It’s hard to pin down a 100% accurate number of multifamily buildings in New York City in foreclosure. Our system of collecting data is far from perfect, and the status of many of these cases can change overnight. That being said, we estimate that about 400 multifamily buildings fell into foreclosure in the two year period between January 1st, 2010 and December 31st, 2011. (The single family number is far greater. We don’t collect data on that, but The Furman Center is an excellent resource for more information.) This unprecedented level of foreclosure has inevitably led to a tiresome backlog at county Supreme Courts, where foreclosure cases in New York State are all held. Right now, it is not unusual for a foreclosure case to drag out for over two years.
As many of our readers know, court-appointed receivers are supposed to collect rents and make repairs during the foreclosure process. You can read more about the problems tenants experience working with building receivers in our earlier post, “Receiver Reality.” Perhaps because receivers are temporary agents or perhaps because even the best receivers have a limited ability to provide lasting repairs, we have never thrown our weight behind an effort to reform the often corrupt receiver appointment process. But between the increase in the number of foreclosures and the subsequent increase in the length of time of the foreclosure process, the universe of buildings with court-appointed receivers has multiplied in size. We know some tenants who have moved into a building and moved out of it, all during the tenure of a receiver, never knowing a “real” owner. And we’re rethinking our decision to set this issue aside.
Currently, receivers are regulated by court rules 22NYCRR Part 36, which governs all judicial appointments, from building receivers to legal guardians to attorneys for incapacitated persons. Part 36 establishes of a list of qualified applicants for each category of appointment, of which receivers are one. It is under judges’ legal authority to establish education and training requirements for appointments, but this power is not exercised in practice. For building receivers, judges typically only consider issues of compensation and reasons for disqualification (conflicts of interest.) You can read more about Part 36 here and here.

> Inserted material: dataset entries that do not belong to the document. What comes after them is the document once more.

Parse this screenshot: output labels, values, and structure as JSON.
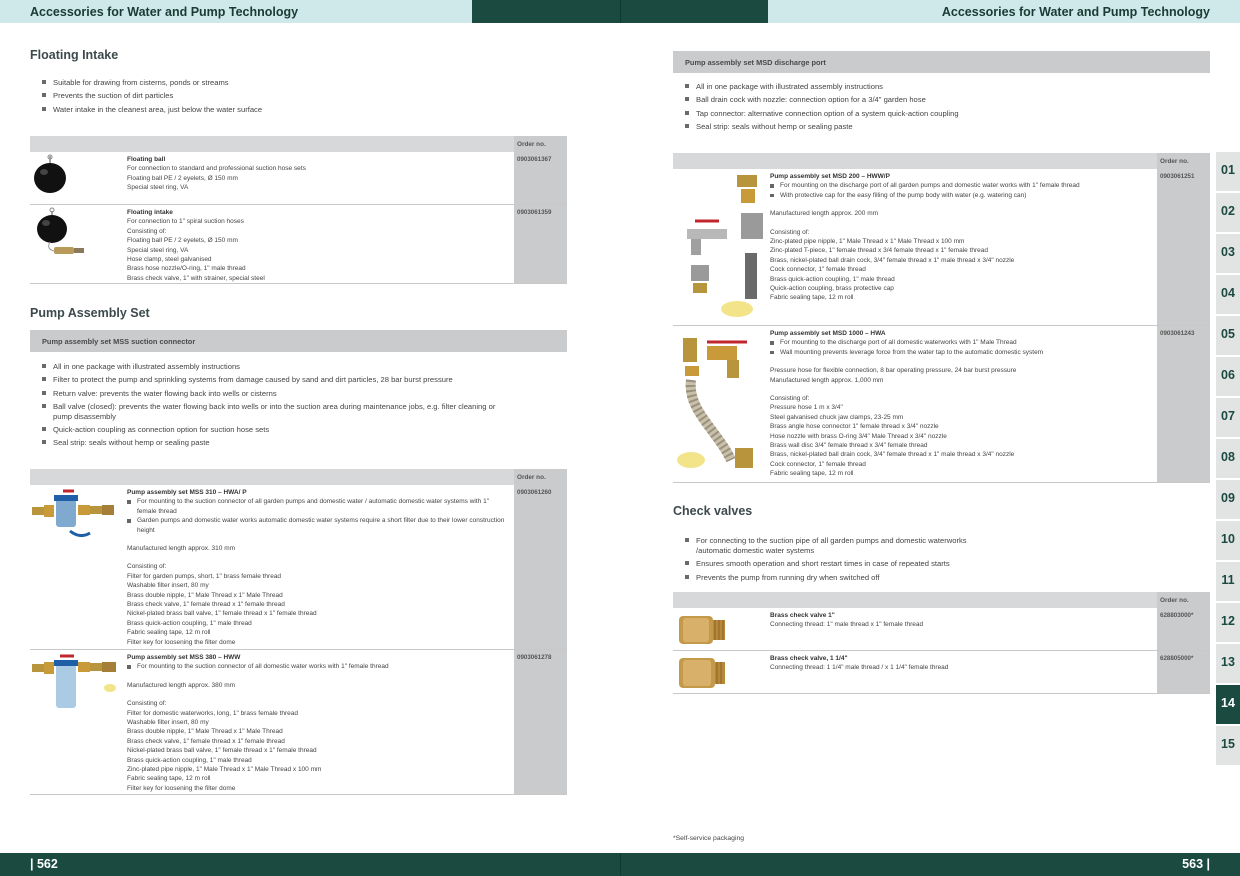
{
  "header": {
    "left_title": "Accessories for Water and Pump Technology",
    "right_title": "Accessories for Water and Pump Technology"
  },
  "footer": {
    "left_page": "| 562",
    "right_page": "563 |",
    "footnote": "*Self-service packaging"
  },
  "order_header": "Order no.",
  "floating": {
    "title": "Floating Intake",
    "bullets": [
      "Suitable for drawing from cisterns, ponds or streams",
      "Prevents the suction of dirt particles",
      "Water intake in the cleanest area, just below the water surface"
    ],
    "rows": [
      {
        "title": "Floating ball",
        "order": "0903061367",
        "lines": [
          "For connection to standard and professional suction hose sets",
          "Floating ball PE / 2 eyelets, Ø 150 mm",
          "Special steel ring, VA"
        ]
      },
      {
        "title": "Floating intake",
        "order": "0903061359",
        "lines": [
          "For connection to 1\" spiral suction hoses",
          "Consisting of:",
          "Floating ball PE / 2 eyelets, Ø 150 mm",
          "Special steel ring, VA",
          "Hose clamp, steel galvanised",
          "Brass hose nozzle/O-ring, 1\" male thread",
          "Brass check valve, 1\" with strainer, special steel"
        ]
      }
    ]
  },
  "pump_assembly": {
    "title": "Pump Assembly Set",
    "band": "Pump assembly set MSS suction connector",
    "bullets": [
      "All in one package with illustrated assembly instructions",
      "Filter to protect the pump and sprinkling systems from damage caused by sand and dirt particles, 28 bar burst pressure",
      "Return valve: prevents the water flowing back into wells or cisterns",
      "Ball valve (closed): prevents the water flowing back into wells or into the suction area during maintenance jobs, e.g. filter cleaning or pump disassembly",
      "Quick-action coupling as connection option for suction hose sets",
      "Seal strip: seals without hemp or sealing paste"
    ],
    "rows": [
      {
        "title": "Pump assembly set MSS 310 – HWA/ P",
        "order": "0903061260",
        "bullets": [
          "For mounting to the suction connector of all garden pumps and domestic water / automatic domestic water systems with 1\" female thread",
          "Garden pumps and domestic water works automatic domestic water systems require a short filter due to their lower construction height"
        ],
        "length": "Manufactured length approx. 310 mm",
        "consisting": [
          "Consisting of:",
          "Filter for garden pumps, short, 1\" brass female thread",
          "Washable filter insert, 80 my",
          "Brass double nipple, 1\" Male Thread x 1\" Male Thread",
          "Brass check valve, 1\" female thread x 1\" female thread",
          "Nickel-plated brass ball valve, 1\" female thread x 1\" female thread",
          "Brass quick-action coupling, 1\" male thread",
          "Fabric sealing tape, 12 m roll",
          "Filter key for loosening the filter dome"
        ]
      },
      {
        "title": "Pump assembly set MSS 380 – HWW",
        "order": "0903061278",
        "bullets": [
          "For mounting to the suction connector of all domestic water works with 1\" female thread"
        ],
        "length": "Manufactured length approx. 380 mm",
        "consisting": [
          "Consisting of:",
          "Filter for domestic waterworks, long, 1\" brass female thread",
          "Washable filter insert, 80 my",
          "Brass double nipple, 1\" Male Thread x 1\" Male Thread",
          "Brass check valve, 1\" female thread x 1\" female thread",
          "Nickel-plated brass ball valve, 1\" female thread x 1\" female thread",
          "Brass quick-action coupling, 1\" male thread",
          "Zinc-plated pipe nipple, 1\" Male Thread x 1\" Male Thread x 100 mm",
          "Fabric sealing tape, 12 m roll",
          "Filter key for loosening the filter dome"
        ]
      }
    ]
  },
  "msd": {
    "band": "Pump assembly set MSD discharge port",
    "bullets": [
      "All in one package with illustrated assembly instructions",
      "Ball drain cock with nozzle: connection option for a 3/4\" garden hose",
      "Tap connector: alternative connection option of a system quick-action coupling",
      "Seal strip: seals without hemp or sealing paste"
    ],
    "rows": [
      {
        "title": "Pump assembly set MSD 200 – HWW/P",
        "order": "0903061251",
        "bullets": [
          "For mounting on the discharge port of all garden pumps and domestic water works with 1\" female thread",
          "With protective cap for the easy filling of the pump body with water (e.g. watering can)"
        ],
        "length": "Manufactured length approx. 200 mm",
        "consisting": [
          "Consisting of:",
          "Zinc-plated pipe nipple, 1\" Male Thread x 1\" Male Thread x 100 mm",
          "Zinc-plated T-piece, 1\" female thread x 3/4 female thread x 1\" female thread",
          "Brass, nickel-plated ball drain cock, 3/4\" female thread x 1\" male thread x 3/4\" nozzle",
          "Cock connector, 1\" female thread",
          "Brass quick-action coupling, 1\" male thread",
          "Quick-action coupling, brass protective cap",
          "Fabric sealing tape, 12 m roll"
        ]
      },
      {
        "title": "Pump assembly set MSD 1000 – HWA",
        "order": "0903061243",
        "bullets": [
          "For mounting to the discharge port of all domestic waterworks with 1\" Male Thread",
          "Wall mounting prevents leverage force from the water tap to the automatic domestic system"
        ],
        "extra": [
          "Pressure hose for flexible connection, 8 bar operating pressure, 24 bar burst pressure",
          "Manufactured length approx. 1,000 mm"
        ],
        "consisting": [
          "Consisting of:",
          "Pressure hose 1 m x 3/4\"",
          "Steel galvanised chuck jaw clamps, 23-25 mm",
          "Brass angle hose connector 1\" female thread x 3/4\" nozzle",
          "Hose nozzle with brass O-ring 3/4\" Male Thread x 3/4\" nozzle",
          "Brass wall disc 3/4\" female thread x 3/4\" female thread",
          "Brass, nickel-plated ball drain cock, 3/4\" female thread x 1\" male thread x 3/4\" nozzle",
          "Cock connector, 1\" female thread",
          "Fabric sealing tape, 12 m roll"
        ]
      }
    ]
  },
  "check_valves": {
    "title": "Check valves",
    "bullets": [
      "For connecting to the suction pipe of all garden pumps and domestic waterworks /automatic domestic water systems",
      "Ensures smooth operation and short restart times in case of repeated starts",
      "Prevents the pump from running dry when switched off"
    ],
    "rows": [
      {
        "title": "Brass check valve 1\"",
        "order": "628803000*",
        "lines": [
          "Connecting thread: 1\" male thread x 1\" female thread"
        ]
      },
      {
        "title": "Brass check valve, 1 1/4\"",
        "order": "628805000*",
        "lines": [
          "Connecting thread: 1 1/4\" male thread / x 1 1/4\" female thread"
        ]
      }
    ]
  },
  "tabs": {
    "items": [
      "01",
      "02",
      "03",
      "04",
      "05",
      "06",
      "07",
      "08",
      "09",
      "10",
      "11",
      "12",
      "13",
      "14",
      "15"
    ],
    "active": "14"
  }
}
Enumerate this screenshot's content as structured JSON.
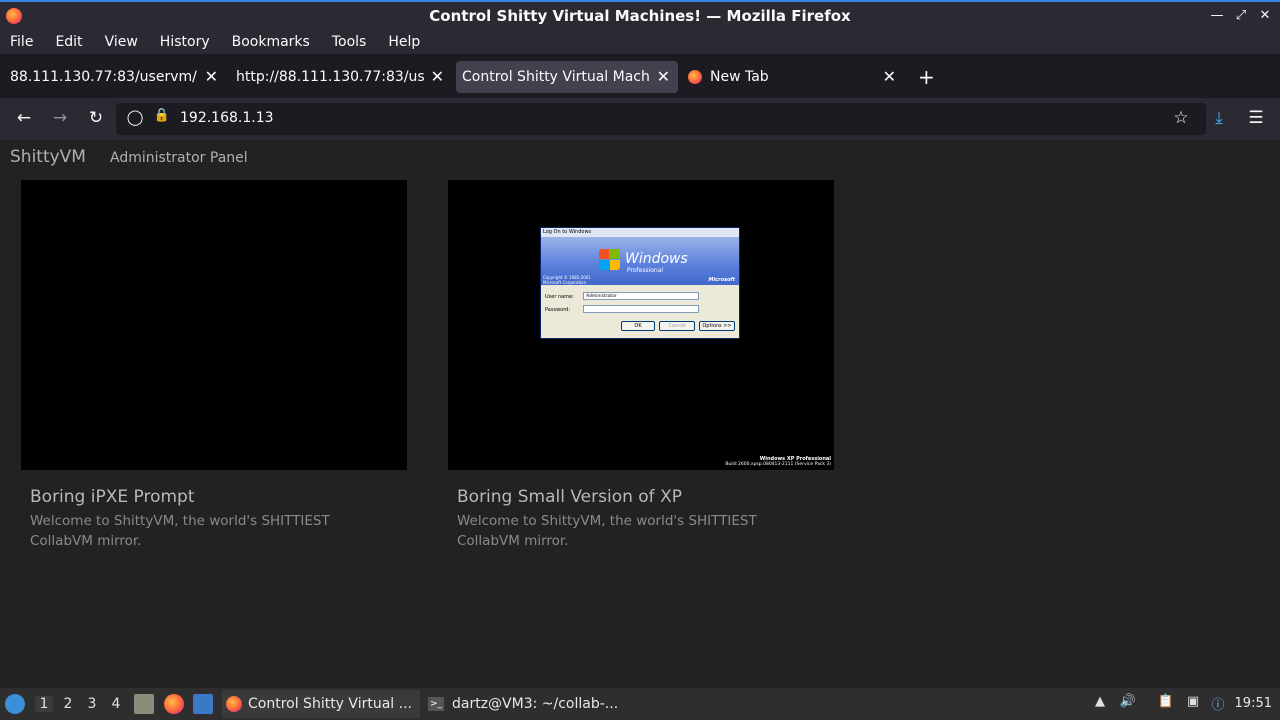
{
  "window": {
    "title": "Control Shitty Virtual Machines! — Mozilla Firefox"
  },
  "menu": [
    "File",
    "Edit",
    "View",
    "History",
    "Bookmarks",
    "Tools",
    "Help"
  ],
  "tabs": [
    {
      "label": "88.111.130.77:83/uservm/"
    },
    {
      "label": "http://88.111.130.77:83/use"
    },
    {
      "label": "Control Shitty Virtual Machines!"
    },
    {
      "label": "New Tab"
    }
  ],
  "url": "192.168.1.13",
  "page": {
    "brand": "ShittyVM",
    "admin_link": "Administrator Panel",
    "vms": [
      {
        "title": "Boring iPXE Prompt",
        "description": "Welcome to ShittyVM, the world's SHITTIEST CollabVM mirror."
      },
      {
        "title": "Boring Small Version of XP",
        "description": "Welcome to ShittyVM, the world's SHITTIEST CollabVM mirror."
      }
    ],
    "xp": {
      "dialog_title": "Log On to Windows",
      "windows": "Windows",
      "edition": "Professional",
      "copyright": "Copyright © 1985-2001 Microsoft Corporation",
      "microsoft": "Microsoft",
      "user_label": "User name:",
      "user_value": "Administrator",
      "password_label": "Password:",
      "ok": "OK",
      "cancel": "Cancel",
      "options": "Options >>",
      "footer_line1": "Windows XP Professional",
      "footer_line2": "Build 2600.xpsp.080413-2111 (Service Pack 3)"
    }
  },
  "taskbar": {
    "desktops": [
      "1",
      "2",
      "3",
      "4"
    ],
    "tasks": [
      {
        "label": "Control Shitty Virtual ..."
      },
      {
        "label": "dartz@VM3: ~/collab-..."
      }
    ],
    "clock": "19:51"
  }
}
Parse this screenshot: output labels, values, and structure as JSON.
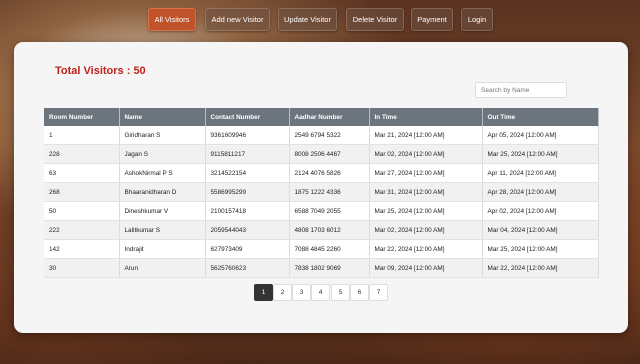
{
  "nav": {
    "items": [
      {
        "label": "All Visitors",
        "active": true
      },
      {
        "label": "Add new Visitor"
      },
      {
        "label": "Update Visitor"
      },
      {
        "label": "Delete Visitor"
      },
      {
        "label": "Payment"
      },
      {
        "label": "Login"
      }
    ]
  },
  "summary": {
    "total_label": "Total Visitors : 50"
  },
  "search": {
    "placeholder": "Search by Name"
  },
  "table": {
    "headers": [
      "Room Number",
      "Name",
      "Contact Number",
      "Aadhar Number",
      "In Time",
      "Out Time"
    ],
    "rows": [
      [
        "1",
        "Giridharan S",
        "9361609946",
        "2549 6794 5322",
        "Mar 21, 2024 [12:00 AM]",
        "Apr 05, 2024 [12:00 AM]"
      ],
      [
        "228",
        "Jagan S",
        "9115811217",
        "8008 2506 4467",
        "Mar 02, 2024 [12:00 AM]",
        "Mar 25, 2024 [12:00 AM]"
      ],
      [
        "63",
        "AshokNirmal P S",
        "3214522154",
        "2124 4076 5826",
        "Mar 27, 2024 [12:00 AM]",
        "Apr 11, 2024 [12:00 AM]"
      ],
      [
        "268",
        "Bhaaranidharan D",
        "5586995299",
        "1875 1222 4336",
        "Mar 31, 2024 [12:00 AM]",
        "Apr 28, 2024 [12:00 AM]"
      ],
      [
        "50",
        "Dineshkumar V",
        "2100157418",
        "6588 7049 2055",
        "Mar 25, 2024 [12:00 AM]",
        "Apr 02, 2024 [12:00 AM]"
      ],
      [
        "222",
        "Lalitkumar S",
        "2059544043",
        "4808 1703 6012",
        "Mar 02, 2024 [12:00 AM]",
        "Mar 04, 2024 [12:00 AM]"
      ],
      [
        "142",
        "Indrajit",
        "627973409",
        "7088 4845 2260",
        "Mar 22, 2024 [12:00 AM]",
        "Mar 25, 2024 [12:00 AM]"
      ],
      [
        "30",
        "Arun",
        "5625760623",
        "7838 1802 9069",
        "Mar 09, 2024 [12:00 AM]",
        "Mar 22, 2024 [12:00 AM]"
      ]
    ]
  },
  "pagination": {
    "pages": [
      "1",
      "2",
      "3",
      "4",
      "5",
      "6",
      "7"
    ],
    "current": "1"
  },
  "colors": {
    "accent": "#c0532a",
    "total_text": "#c0211b",
    "table_header": "#6c757d",
    "active_page": "#333333"
  }
}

We’re currently working with several of our allies to recommend that judges additionally consider potential receivers’ demonstrated level of competence at managing distressed properties as a requirement for qualification. Because they often manage the most troubled buildings in New York City, possibly for several years at a time, it has become essential that receivers have the skills to at least stabilize buildings while working with tenants in respectful ways. One idea involves recommending that receiver qualifications look similar to HPD’s qualifications to become a 7A administrator. Both officers are temporary appointees that ideally have the capability to stabilize extremely distressed housing.
We are working with allies on formulating a way to approach this issue, but we’re still in the early stages of this process. We remain hopeful: it is in the interest of tenants, advocates and lenders that properties be as best maintained as possible throughout the duration of foreclosure. Some banks have indicated to us that they often request specific receivers who they know will be responsible property managers; tenants can attest to the fact that a good receiver can be an improvement on a bad landlord. It’s not often that we’re on the same side of the table as lenders. We’re hoping that this unusual collaboration will be helpful in moving this issue forward.